INSPIRE seems to hold out great potential for both the "interfaces" that "brand" company products and service, and ubiquitous broadband animations. The maximum for these applications is apparently about twelve images as a cycle for full screen 640 x 480 graphics using the GIF standard, higher speeds probably being possible with 16 or 32 MB video cards used for gaming. The limit seems to be directly related to image area, so that one might have ten different eight-image cycles only one inch across play as smoothly as one four-image cycle twelve inches across.
I think INSPIRE 3D is a superb resource for multimedia presentations especially, though I am obviously biased. Using MS Front Page 2000 or other web authoring tools, one can create "multimedia" instructional and entertainment projects, as well as Broadband-format web pages. 640 x 480 renders were loaded into ULEAD GIF ANIMATOR 3.0 where they were assembled into a cycle, and saved as a GIF. GIF animations are undistinguishable from GIF single images, and do not animate in "Front Page Express," though they animate in Explorer.
Once one realizes that the majority of web pages are left-aligned for a window size of 640 x 480 pixels with a wide right margin accomodating the 800 pixel screen size, and once one accepts that "tables" are used for anything that isn't accomodated by normal alignment OR SPACING, the "surprise" element may subside for much of the web authoring experience.
Using the "Front Page Express" software included with Windows 98, and Ulead GIF Animator 3.0, this page was created. The Background animation is a GIF, but foreground objects could be animated GIF links as well. How about that? One can have a house dancing in the background, and animated fire hydrant, dog, "for sale" sign, lamp post and mail box -- each with a link to somewhere. At this time, however, it would be easier to have one background image with all of the components and the links as "mapped" link areas or slices of one foreground image. A common "trick" for animators is to use even divisors as cycles, so a twelve frame cycle might have 3, 4, 6 and 12 image cycles embedded in it, as well as stops-and-starts and the smoothest possible transitions.

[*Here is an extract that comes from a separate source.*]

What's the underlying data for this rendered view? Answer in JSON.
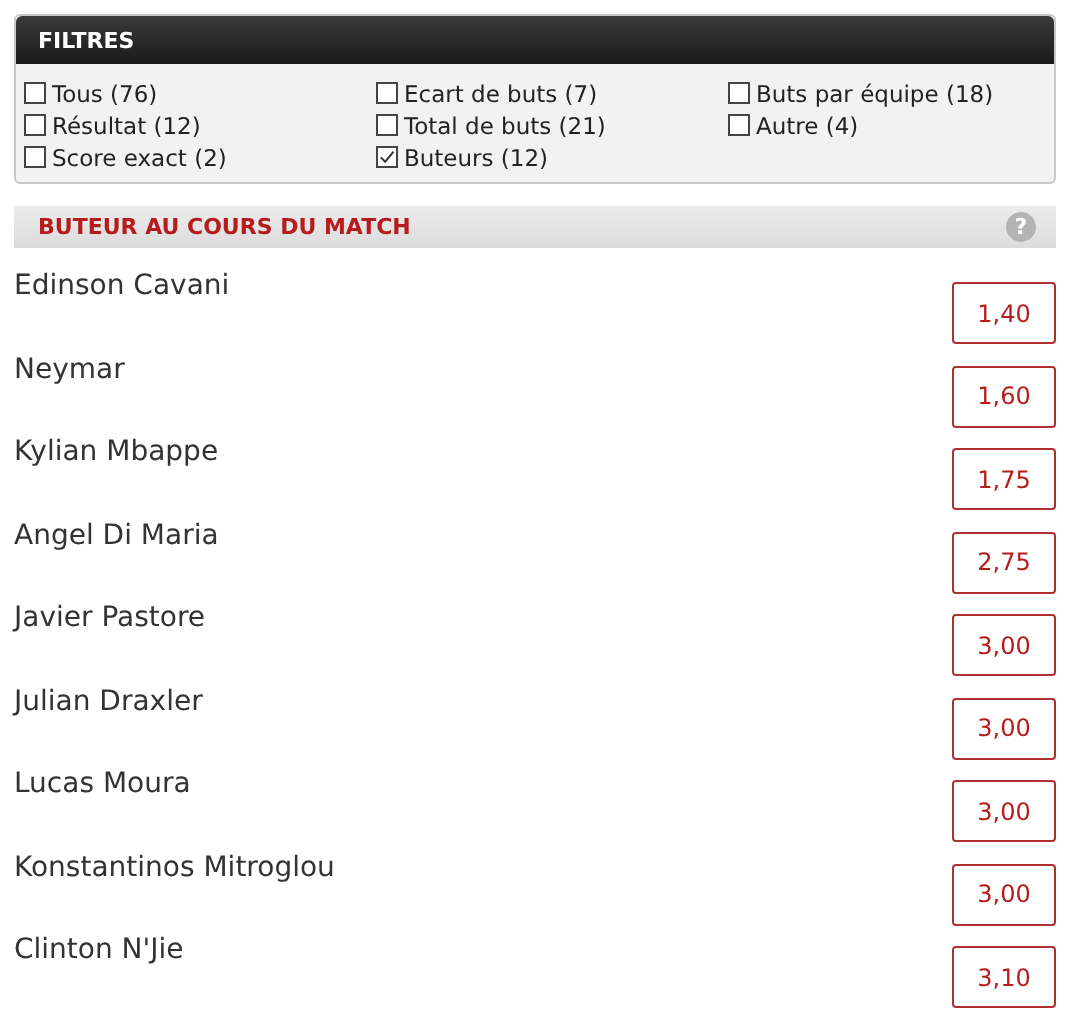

The GIF animation standard is powerful and lean for a pre-MPEG standard. 256 colors and one transparency assignment. It goes without saying that if there are any non-moving areas, like much of the background GIF used here, they should be removed to a separate background image. This is the same speed/memory-saving technique behind the popular idea of the "sprite." The whole screen can be animated as long as one keeps the total animated area under a 7 image cycle totalling 640 x 480 pixels.

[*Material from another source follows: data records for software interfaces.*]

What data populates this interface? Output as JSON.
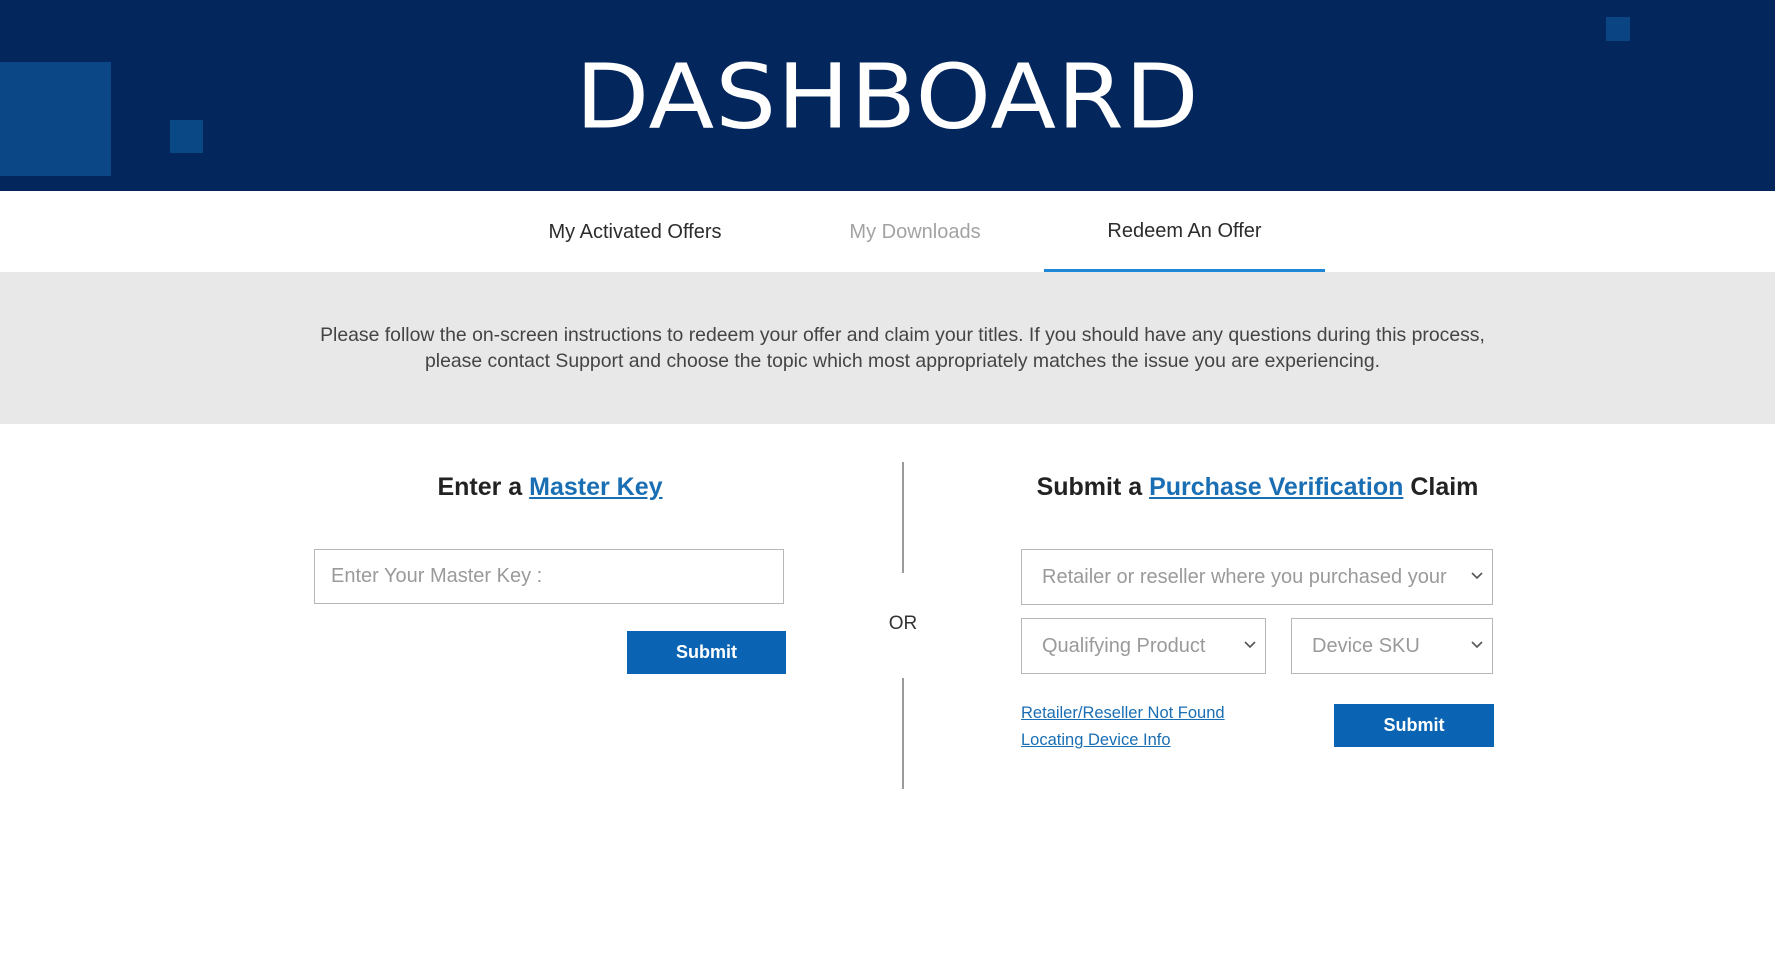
{
  "hero": {
    "title": "DASHBOARD"
  },
  "tabs": [
    {
      "label": "My Activated Offers",
      "state": "normal"
    },
    {
      "label": "My Downloads",
      "state": "disabled"
    },
    {
      "label": "Redeem An Offer",
      "state": "active"
    }
  ],
  "info": {
    "text": "Please follow the on-screen instructions to redeem your offer and claim your titles. If you should have any questions during this process, please contact Support and choose the topic which most appropriately matches the issue you are experiencing."
  },
  "master_key": {
    "heading_prefix": "Enter a ",
    "heading_link": "Master Key",
    "input_placeholder": "Enter Your Master Key :",
    "submit_label": "Submit"
  },
  "divider": {
    "label": "OR"
  },
  "purchase_verification": {
    "heading_prefix": "Submit a ",
    "heading_link": "Purchase Verification",
    "heading_suffix": " Claim",
    "retailer_select": "Retailer or reseller where you purchased your",
    "product_select": "Qualifying Product",
    "sku_select": "Device SKU",
    "link_retailer_not_found": "Retailer/Reseller Not Found",
    "link_locating_device": "Locating Device Info",
    "submit_label": "Submit"
  },
  "colors": {
    "hero_bg": "#03265c",
    "accent": "#0b64b3",
    "link": "#1a6eb3",
    "tab_underline": "#1e88d6"
  }
}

Incidentally, the "jitter" of the head can be increased or reduced by adjusting the x and y "offset" of each GIF image. In this way, a dog can run across a page or run-in-place, except that the dog running across the page will probably require 50 GIF's while the cycle might only take 5. That is the 10 year old GIF Animation standard, I do not know if "Flash" or other programs have other ways to move cycles.
And what about "Director" and "Lingo" and "Flash?" Proponents of these Macromedia programs make the valid point that they will be standards for some years to come. They do not begin to tax the video math processors, since they rely heavily on lists of commands to create and store images. The programs are smaller and run much faster. They own the world. We may hope that at some point the "Flash-interpolation" programs being introduced to help hand-drawing artists adapt Flash to photo-realism or transition. www.macromedia.com is very gracious in providing 30 day trial downloads of their products. I would recommend applying oneself diligently to the product if one downloads a demo.
Making multi-animation pages work requires either careful background blending or the use of GIF "transparency" assignment. I have found that INSPIRE 3D ".avi's" with black backgrounds are easily converted to animated GIF's. For other colors, I have found that using Adobe Photo Deluxe's right mouse click "Show Layers" panel, and double clicking on the "Show Layers" layer icon to bring up the "transparency" panel simplifies the making of single color "masked" images for GIF transparency processing. That color is then assigned transparency by the program. This kind of multimedia page has been possible using GIF animations for something like 5 years, but the processing speed to enjoy it is fairly recent.
These transparent animated GIF's are called "sprites," and they may cycle in place or cycle with movement across the screen through a kind of cropping function. They may also dissolve or have other transitions as part of one-time "mouse-over's." Web pages aren't really the subject of this site, but if one becomes involved in authoring web pages, the GIF transparent "sprite" will probably start showing up.